▼
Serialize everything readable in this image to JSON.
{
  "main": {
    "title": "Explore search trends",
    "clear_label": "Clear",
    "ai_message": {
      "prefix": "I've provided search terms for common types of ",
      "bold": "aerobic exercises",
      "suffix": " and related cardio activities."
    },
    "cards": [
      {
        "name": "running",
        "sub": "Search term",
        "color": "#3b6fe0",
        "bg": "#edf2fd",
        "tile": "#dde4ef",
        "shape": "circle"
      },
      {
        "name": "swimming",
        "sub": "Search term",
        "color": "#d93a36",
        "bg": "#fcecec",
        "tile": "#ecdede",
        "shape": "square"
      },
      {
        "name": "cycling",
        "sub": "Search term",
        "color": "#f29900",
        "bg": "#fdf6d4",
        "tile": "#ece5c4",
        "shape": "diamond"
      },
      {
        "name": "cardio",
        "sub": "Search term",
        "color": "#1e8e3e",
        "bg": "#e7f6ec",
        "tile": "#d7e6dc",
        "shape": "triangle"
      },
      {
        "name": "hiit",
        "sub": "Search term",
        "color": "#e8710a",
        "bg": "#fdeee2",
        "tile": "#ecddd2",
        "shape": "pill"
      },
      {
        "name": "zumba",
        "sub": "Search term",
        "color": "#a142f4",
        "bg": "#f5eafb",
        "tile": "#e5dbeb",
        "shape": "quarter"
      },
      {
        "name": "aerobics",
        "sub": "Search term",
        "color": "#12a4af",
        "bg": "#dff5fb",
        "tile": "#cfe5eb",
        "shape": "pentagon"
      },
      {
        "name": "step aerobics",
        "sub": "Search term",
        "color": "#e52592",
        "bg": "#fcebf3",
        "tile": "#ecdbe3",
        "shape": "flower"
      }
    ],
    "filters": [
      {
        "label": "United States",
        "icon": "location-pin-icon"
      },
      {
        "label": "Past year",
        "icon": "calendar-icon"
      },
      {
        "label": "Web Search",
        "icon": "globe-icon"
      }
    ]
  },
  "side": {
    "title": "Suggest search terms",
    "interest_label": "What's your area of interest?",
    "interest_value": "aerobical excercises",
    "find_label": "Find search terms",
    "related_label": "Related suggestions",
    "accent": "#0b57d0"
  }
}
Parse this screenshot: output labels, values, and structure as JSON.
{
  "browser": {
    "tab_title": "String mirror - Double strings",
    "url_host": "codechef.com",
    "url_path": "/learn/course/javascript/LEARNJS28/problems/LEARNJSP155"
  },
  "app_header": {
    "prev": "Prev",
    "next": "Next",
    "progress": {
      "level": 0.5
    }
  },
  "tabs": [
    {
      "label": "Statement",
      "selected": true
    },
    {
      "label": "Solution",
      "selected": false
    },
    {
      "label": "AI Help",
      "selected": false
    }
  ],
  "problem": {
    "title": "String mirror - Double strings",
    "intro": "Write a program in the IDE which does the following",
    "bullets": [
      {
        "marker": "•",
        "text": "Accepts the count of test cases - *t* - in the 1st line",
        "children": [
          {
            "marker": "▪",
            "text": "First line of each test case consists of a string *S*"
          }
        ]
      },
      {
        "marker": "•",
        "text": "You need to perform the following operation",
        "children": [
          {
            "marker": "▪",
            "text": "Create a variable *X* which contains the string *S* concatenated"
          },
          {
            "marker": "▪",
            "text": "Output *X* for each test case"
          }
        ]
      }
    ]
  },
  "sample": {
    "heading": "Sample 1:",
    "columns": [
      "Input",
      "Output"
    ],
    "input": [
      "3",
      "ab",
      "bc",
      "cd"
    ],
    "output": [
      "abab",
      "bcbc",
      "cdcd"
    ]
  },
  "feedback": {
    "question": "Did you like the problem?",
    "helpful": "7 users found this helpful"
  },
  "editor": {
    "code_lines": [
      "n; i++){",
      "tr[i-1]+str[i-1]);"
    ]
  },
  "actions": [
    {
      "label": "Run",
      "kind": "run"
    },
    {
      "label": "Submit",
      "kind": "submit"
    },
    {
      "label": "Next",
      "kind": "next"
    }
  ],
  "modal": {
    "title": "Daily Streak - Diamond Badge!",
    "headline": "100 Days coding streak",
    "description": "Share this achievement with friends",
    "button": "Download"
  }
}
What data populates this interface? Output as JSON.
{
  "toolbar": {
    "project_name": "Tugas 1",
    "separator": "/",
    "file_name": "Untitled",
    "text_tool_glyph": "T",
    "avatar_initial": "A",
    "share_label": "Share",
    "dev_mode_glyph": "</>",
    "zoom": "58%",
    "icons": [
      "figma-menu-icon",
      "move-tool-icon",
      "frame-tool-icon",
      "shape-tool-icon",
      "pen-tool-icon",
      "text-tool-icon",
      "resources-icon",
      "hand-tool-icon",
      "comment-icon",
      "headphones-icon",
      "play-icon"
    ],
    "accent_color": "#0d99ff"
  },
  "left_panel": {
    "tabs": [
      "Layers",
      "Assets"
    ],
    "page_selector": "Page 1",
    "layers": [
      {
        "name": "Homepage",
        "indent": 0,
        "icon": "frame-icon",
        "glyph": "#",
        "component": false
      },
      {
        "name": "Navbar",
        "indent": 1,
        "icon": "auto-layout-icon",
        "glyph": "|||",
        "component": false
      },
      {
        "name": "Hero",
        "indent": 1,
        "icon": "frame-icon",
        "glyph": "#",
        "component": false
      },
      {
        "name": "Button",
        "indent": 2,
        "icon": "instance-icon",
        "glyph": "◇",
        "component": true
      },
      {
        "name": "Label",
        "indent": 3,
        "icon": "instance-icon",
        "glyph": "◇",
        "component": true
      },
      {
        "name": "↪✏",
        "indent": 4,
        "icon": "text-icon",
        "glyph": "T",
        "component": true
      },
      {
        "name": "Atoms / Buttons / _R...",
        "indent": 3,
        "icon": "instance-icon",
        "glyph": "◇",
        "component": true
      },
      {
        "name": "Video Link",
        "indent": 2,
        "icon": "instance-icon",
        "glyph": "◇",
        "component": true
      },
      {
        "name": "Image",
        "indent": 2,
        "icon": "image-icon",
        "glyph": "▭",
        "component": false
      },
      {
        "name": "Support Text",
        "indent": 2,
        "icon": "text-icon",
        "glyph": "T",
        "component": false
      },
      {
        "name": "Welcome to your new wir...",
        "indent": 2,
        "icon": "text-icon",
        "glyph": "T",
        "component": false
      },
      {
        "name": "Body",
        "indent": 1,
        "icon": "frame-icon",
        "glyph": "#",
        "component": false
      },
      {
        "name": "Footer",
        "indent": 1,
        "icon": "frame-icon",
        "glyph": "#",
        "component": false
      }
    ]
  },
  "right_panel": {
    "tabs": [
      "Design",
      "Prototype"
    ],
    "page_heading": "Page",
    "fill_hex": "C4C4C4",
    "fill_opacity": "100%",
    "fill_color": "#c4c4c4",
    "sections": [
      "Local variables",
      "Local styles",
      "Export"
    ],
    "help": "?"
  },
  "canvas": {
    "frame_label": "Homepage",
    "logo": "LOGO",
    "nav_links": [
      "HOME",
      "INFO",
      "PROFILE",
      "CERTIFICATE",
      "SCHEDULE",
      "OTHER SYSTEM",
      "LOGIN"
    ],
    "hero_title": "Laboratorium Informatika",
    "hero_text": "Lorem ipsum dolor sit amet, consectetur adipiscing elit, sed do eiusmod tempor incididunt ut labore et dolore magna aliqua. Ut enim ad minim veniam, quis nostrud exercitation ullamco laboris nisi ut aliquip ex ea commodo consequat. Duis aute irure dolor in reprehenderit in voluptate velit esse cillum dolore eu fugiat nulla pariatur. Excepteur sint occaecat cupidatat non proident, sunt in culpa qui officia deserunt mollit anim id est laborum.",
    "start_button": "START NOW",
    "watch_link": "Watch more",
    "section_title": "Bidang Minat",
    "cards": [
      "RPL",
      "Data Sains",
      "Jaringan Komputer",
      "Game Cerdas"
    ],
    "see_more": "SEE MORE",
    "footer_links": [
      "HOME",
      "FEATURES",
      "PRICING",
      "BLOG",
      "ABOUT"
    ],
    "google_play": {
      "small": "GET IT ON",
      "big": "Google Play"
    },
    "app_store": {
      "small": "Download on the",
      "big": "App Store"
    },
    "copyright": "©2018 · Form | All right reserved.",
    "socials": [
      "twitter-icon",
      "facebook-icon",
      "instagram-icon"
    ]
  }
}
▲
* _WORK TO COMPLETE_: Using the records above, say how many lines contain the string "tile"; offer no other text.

* _ANSWER FOR THE TASK_: 8